Life is full of opportunity costs. You choose one door only to watch the other close forever. Knowing this, it’s no surprise that paralysis plagues so many.
How are you to decide when option A might be better or worse than option B?
Here are four decisions I’ve made in my life. They are four things that, in my own experience, have been worth it. Consider if they may be worth it for you as well. The door is for you to choose, but at least I can tell you what’s on the other side.
Starting Your Business
I started my first business at twenty. It failed. I started several more businesses soon after. They too failed. So much failure. So much crying. And so much pain. But it was worth it. As lame as it may sound, entrepreneurship was the dream I didn’t realize I had. It simply called to me. Much like how I assume someone feels called to be an actor or a musician or a veterinarian.
I listened to the call. And I took it seriously.
As of this writing, I now run my business full-time. It’s as fulfilling as I always hoped it would be. Much like if you were to land an acting gig or get into your dream school.
You don’t need to start a business, but one thing in life that is worth pursuing is, for lack of a less cheesy term, your dream. It will be brutal at first. Things will not go your way. You will spend many an afternoon scream-crying to yourself in the car (or was that just me?).
But it is worth it.
It is worth it when you can look at the alternative in the rearview mirror. At the mediocre life that could have been but, thankfully, never was.
Buying That Ticket
I’ve encountered the same thing again and again in my life. I would be afraid to ask for time off. Not wanting to cause a ruckus, I would debate over what to do. To ask or not. Each time, I went for it. I spoke up. I put in my time off request or had the uncomfortable conversation with my anti-vacation boss.
Each time, I was happy I did.
Not only were the trips awesome, but I never ended up staying with the company for long anyway.

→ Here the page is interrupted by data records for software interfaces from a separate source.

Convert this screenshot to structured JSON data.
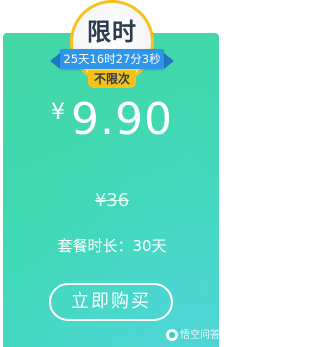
{
  "badge": {
    "limited_label": "限时",
    "countdown": "25天16时27分3秒",
    "unlimited_label": "不限次"
  },
  "pricing": {
    "currency": "¥",
    "price": "9.90",
    "original_price": "¥36",
    "duration": "套餐时长：30天"
  },
  "actions": {
    "buy_label": "立即购买"
  },
  "watermark": {
    "text": "悟空问答"
  },
  "colors": {
    "card_gradient_start": "#44d6a5",
    "card_gradient_end": "#4ad7d0",
    "ribbon": "#2f95e8",
    "tab": "#f6c21a"
  }
}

Sometimes they folded. Other times, I quit or got laid off. Regardless, the lesson I’ve continued to learn is the same: jobs are easy to come by, but getting this moment in your life back is hard.
People are afraid to take time off. I get it.

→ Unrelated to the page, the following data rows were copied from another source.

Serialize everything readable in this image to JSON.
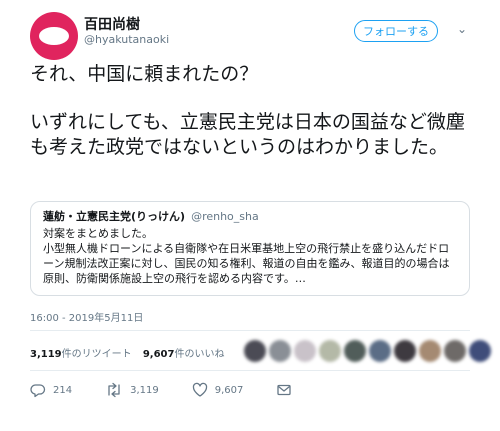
{
  "author": {
    "display_name": "百田尚樹",
    "handle": "@hyakutanaoki"
  },
  "follow_button": "フォローする",
  "tweet": {
    "line1": "それ、中国に頼まれたの？",
    "line2": "いずれにしても、立憲民主党は日本の国益など微塵も考えた政党ではないというのはわかりました。"
  },
  "quoted_tweet": {
    "name": "蓮舫・立憲民主党(りっけん)",
    "handle": "@renho_sha",
    "line1": "対案をまとめました。",
    "body": "小型無人機ドローンによる自衛隊や在日米軍基地上空の飛行禁止を盛り込んだドローン規制法改正案に対し、国民の知る権利、報道の自由を鑑み、報道目的の場合は原則、防衛関係施設上空の飛行を認める内容です。…"
  },
  "timestamp": "16:00 - 2019年5月11日",
  "stats": {
    "retweets_count": "3,119",
    "retweets_label": "件のリツイート",
    "likes_count": "9,607",
    "likes_label": "件のいいね"
  },
  "liker_colors": [
    "#4b4b55",
    "#8a8f96",
    "#c9c2c9",
    "#b4b9a7",
    "#515d5a",
    "#5b6d86",
    "#3e3a40",
    "#a58a72",
    "#6e6a68",
    "#3f4d7a"
  ],
  "actions": {
    "reply_count": "214",
    "retweet_count": "3,119",
    "like_count": "9,607"
  },
  "icons": [
    "reply-icon",
    "retweet-icon",
    "like-icon",
    "dm-icon",
    "chevron-down-icon"
  ],
  "colors": {
    "accent": "#1da1f2",
    "avatar": "#e0245e",
    "secondary_text": "#657786"
  }
}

You don’t want to look bad to your team. You don’t want to be overlooked while away. And you may not have many vacation days available, so you want to be picky. But is a life of all work and no play your ideal one?
The times I’ve taken those trips have been worth it. Obviously, that’s within reason. I wasn’t maxing out my credit cards or leaving my team in the lurch. Rather, I saw an opening on my calendar and knew that was a weekend to take advantage of.
Travel may not be your thing. Maybe it’s a concert or a conference. Whatever your ideal experience, seize it when the moment arrives. You may not get another chance for a long time.
Talking to Strangers
I read a book earlier this year. It discussed talking with someone new. How it can be uncomfortable. But, ultimately, it raised the question – how hard is it really to open your mouth and just say hello? Further, how annoyed will you be with yourself knowing you didn’t take the opportunity to say hello when you had the chance?
The book stayed with me. And I often find myself talking to strangers now because of it.
If our eyes meet, I say hello. I start a conversation. Sometimes it’s boring, but that’s an edge case. Normally it’s an awesome encounter. Probably because we are both filled with the nervous excitement of a chance exchange.
You don’t need to talk with random people if you don’t want to. However, one thing that has been worth it in my life is going outside my comfort zone. Particularly in the case of social settings. For you, though, it could apply to running further or learning a new language.
Those times where I push myself have led to some great experiences.
I’m a naturally curious person. I like to ask questions. All kinds of questions. This has led me to have some fascinating interactions. I’ve spoken with a psychic about the afterlife. I’ve chatted with a fitness author about nutrition. Whatever calls to me, I ask.
Indulging my curiosity makes life fun.
Curiosity is a part of who I am, but it may not be for you. You may be the type who likes to take things apart and reassemble them on your own. What really matters is that you embrace the different aspects of who you are.
My favorite moments are those where I follow my curiosity, or when I say the vulnerable thing, or when I apply my creativity. Those are the moments that are always worth it.
Embrace them for yourself and they will be for you as well.
Life is full of opportunity costs. You can choose the door on the left but you will forever lose access to the door on the right.
That said, there is no getting out of it. You must choose a door. And, you must continue choosing doors.
I can’t tell you which doors to choose, but I can tell you which doors have been worth it for me. For your reference once more, four things in life I’ve found to be worth it are:
- Starting that business.
- Buying that ticket.
- Talking to that stranger.
- And indulging curiosity.